Monday, March 9, 2009

Another Odd SQL Injection Attack

In my last post, I talked about a large SQL injection attacked launched against a site I help run. Well, last night it happened again.

On 3/8/09 from 10:56 GMT to 11:40 GMT, the website I help run received over 3100 SQL injection attacks from close to 2 dozen IP addresses. The query received this time was:


The User-Agent this time was Mozilla/5.0.

There are a couple interesting things to note on this attack. First is the use of the double-dashes at the end of the SQL injection. Double-dashes are used in MySQL and SQL Server queries to comment out and ignore the rest of the line.

Next, if we assume that the hex values decode into the attack then the database being attacked must decode them somehow. Since the SQL does not use a CAST operator, which SQL Server requires to convert hex into characters, and only has the hex values, then we can infer the database being attacked is MySQL. (Note that I'm basing some of this on my knowledge and previous use of SQL injection attacks from my job - I could very well be wrong on this.)

The hex encoded values are interesting. If we decode them from hex into ASCII characters, we get the following query:


I'll admit that this has me stumped. Due to the pattern, the hex appears to be decoded correctly. However, I cannot make heads or tails of what is being attempted here. Interestingly, googling for "::xeQ-1-ted::" brings up a number of entries which look like an attack similiar to this one may have succeeded on other sites.
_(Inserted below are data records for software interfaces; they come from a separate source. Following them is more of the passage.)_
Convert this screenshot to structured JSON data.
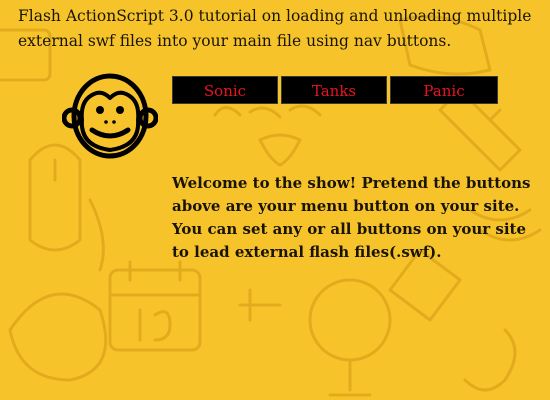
{
  "page": {
    "title": "Flash ActionScript 3.0 tutorial on loading and unloading multiple external swf files into your main file using nav buttons.",
    "welcome": "Welcome to the show! Pretend the buttons above are your menu button on your site. You can set any or all buttons on your site to lead external flash files(.swf)."
  },
  "nav": {
    "buttons": [
      {
        "label": "Sonic"
      },
      {
        "label": "Tanks"
      },
      {
        "label": "Panic"
      }
    ]
  },
  "icons": {
    "logo": "monkey-face-icon"
  },
  "colors": {
    "background": "#f6c42a",
    "button_bg": "#000000",
    "button_text": "#e8141c",
    "text": "#1a1406"
  }
}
So, anyone have any ideas for this one?


Jorge Oliveira said...

With that sql, an atacker can easily identify which query has been successfully executed (after executing many incrementing the number of parameters), by simply look at the result page and searching for those strange names. They are indeed strange because they need to be easily noticed on that result page.

Security Shoggoth said...
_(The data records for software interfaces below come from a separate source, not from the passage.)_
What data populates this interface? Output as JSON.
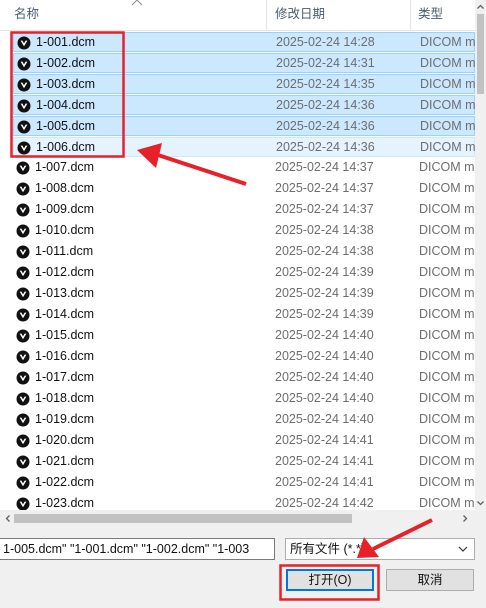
{
  "header": {
    "columns": [
      {
        "label": "名称"
      },
      {
        "label": "修改日期"
      },
      {
        "label": "类型"
      }
    ]
  },
  "files": [
    {
      "name": "1-001.dcm",
      "date": "2025-02-24 14:28",
      "type": "DICOM m",
      "state": "selected"
    },
    {
      "name": "1-002.dcm",
      "date": "2025-02-24 14:31",
      "type": "DICOM m",
      "state": "selected"
    },
    {
      "name": "1-003.dcm",
      "date": "2025-02-24 14:35",
      "type": "DICOM m",
      "state": "selected"
    },
    {
      "name": "1-004.dcm",
      "date": "2025-02-24 14:36",
      "type": "DICOM m",
      "state": "selected"
    },
    {
      "name": "1-005.dcm",
      "date": "2025-02-24 14:36",
      "type": "DICOM m",
      "state": "selected"
    },
    {
      "name": "1-006.dcm",
      "date": "2025-02-24 14:36",
      "type": "DICOM m",
      "state": "hover"
    },
    {
      "name": "1-007.dcm",
      "date": "2025-02-24 14:37",
      "type": "DICOM m",
      "state": "normal"
    },
    {
      "name": "1-008.dcm",
      "date": "2025-02-24 14:37",
      "type": "DICOM m",
      "state": "normal"
    },
    {
      "name": "1-009.dcm",
      "date": "2025-02-24 14:37",
      "type": "DICOM m",
      "state": "normal"
    },
    {
      "name": "1-010.dcm",
      "date": "2025-02-24 14:38",
      "type": "DICOM m",
      "state": "normal"
    },
    {
      "name": "1-011.dcm",
      "date": "2025-02-24 14:38",
      "type": "DICOM m",
      "state": "normal"
    },
    {
      "name": "1-012.dcm",
      "date": "2025-02-24 14:39",
      "type": "DICOM m",
      "state": "normal"
    },
    {
      "name": "1-013.dcm",
      "date": "2025-02-24 14:39",
      "type": "DICOM m",
      "state": "normal"
    },
    {
      "name": "1-014.dcm",
      "date": "2025-02-24 14:39",
      "type": "DICOM m",
      "state": "normal"
    },
    {
      "name": "1-015.dcm",
      "date": "2025-02-24 14:40",
      "type": "DICOM m",
      "state": "normal"
    },
    {
      "name": "1-016.dcm",
      "date": "2025-02-24 14:40",
      "type": "DICOM m",
      "state": "normal"
    },
    {
      "name": "1-017.dcm",
      "date": "2025-02-24 14:40",
      "type": "DICOM m",
      "state": "normal"
    },
    {
      "name": "1-018.dcm",
      "date": "2025-02-24 14:40",
      "type": "DICOM m",
      "state": "normal"
    },
    {
      "name": "1-019.dcm",
      "date": "2025-02-24 14:40",
      "type": "DICOM m",
      "state": "normal"
    },
    {
      "name": "1-020.dcm",
      "date": "2025-02-24 14:41",
      "type": "DICOM m",
      "state": "normal"
    },
    {
      "name": "1-021.dcm",
      "date": "2025-02-24 14:41",
      "type": "DICOM m",
      "state": "normal"
    },
    {
      "name": "1-022.dcm",
      "date": "2025-02-24 14:41",
      "type": "DICOM m",
      "state": "normal"
    },
    {
      "name": "1-023.dcm",
      "date": "2025-02-24 14:42",
      "type": "DICOM m",
      "state": "normal"
    }
  ],
  "file_icon": "dicom-viewer-icon",
  "filename_field": {
    "value": "1-005.dcm\" \"1-001.dcm\" \"1-002.dcm\" \"1-003"
  },
  "filetype_select": {
    "selected": "所有文件 (*.*)"
  },
  "buttons": {
    "open_label": "打开(O)",
    "cancel_label": "取消"
  },
  "colors": {
    "selection": "#cce8ff",
    "selection_border": "#99d1ff",
    "hover": "#e5f3ff",
    "annotation": "#e8202a",
    "focus_border": "#0078d7"
  }
}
Wow...great point! In the Google searches I found that is exactly what it looks like.

Scott White said...

Lately there has been some discussion at SecureState around these approach was using game theory, and less technical analysis...with that being said, I'm fairly confident that we can point this to bot nets, and here is why:

Assume "::xeQ-1-ted::" to be a variation of a handle or screen name...

With that, do some google searches:


and reveal lots of info like:


As far as the attacks being successful or not is a different story, but I think the source may be a little more understood.


Security Shoggoth said...


I'm also convinced its from a botnet, if nothing else from the sheer number of hits I got. I didn't post it but we got hit with another. I attempted to block the hosts via IPTables, but as soon as I'd block 10, 10 more would hit us. Definitely a botnet.

It was definitely not successful on our site, but as you can see from various Google searches it did work on others.

Json said...

I found your post while attempting to decipher my own attacks and was wondering if you could help me by pointing me towards a converter that can help me decipher the input, for example: 0x27,0x7c,0x5f,0x7c ?

Any help would be appreciated.


Scott White said...

It is just hex represenation of ascii characters...

See for several conversion options...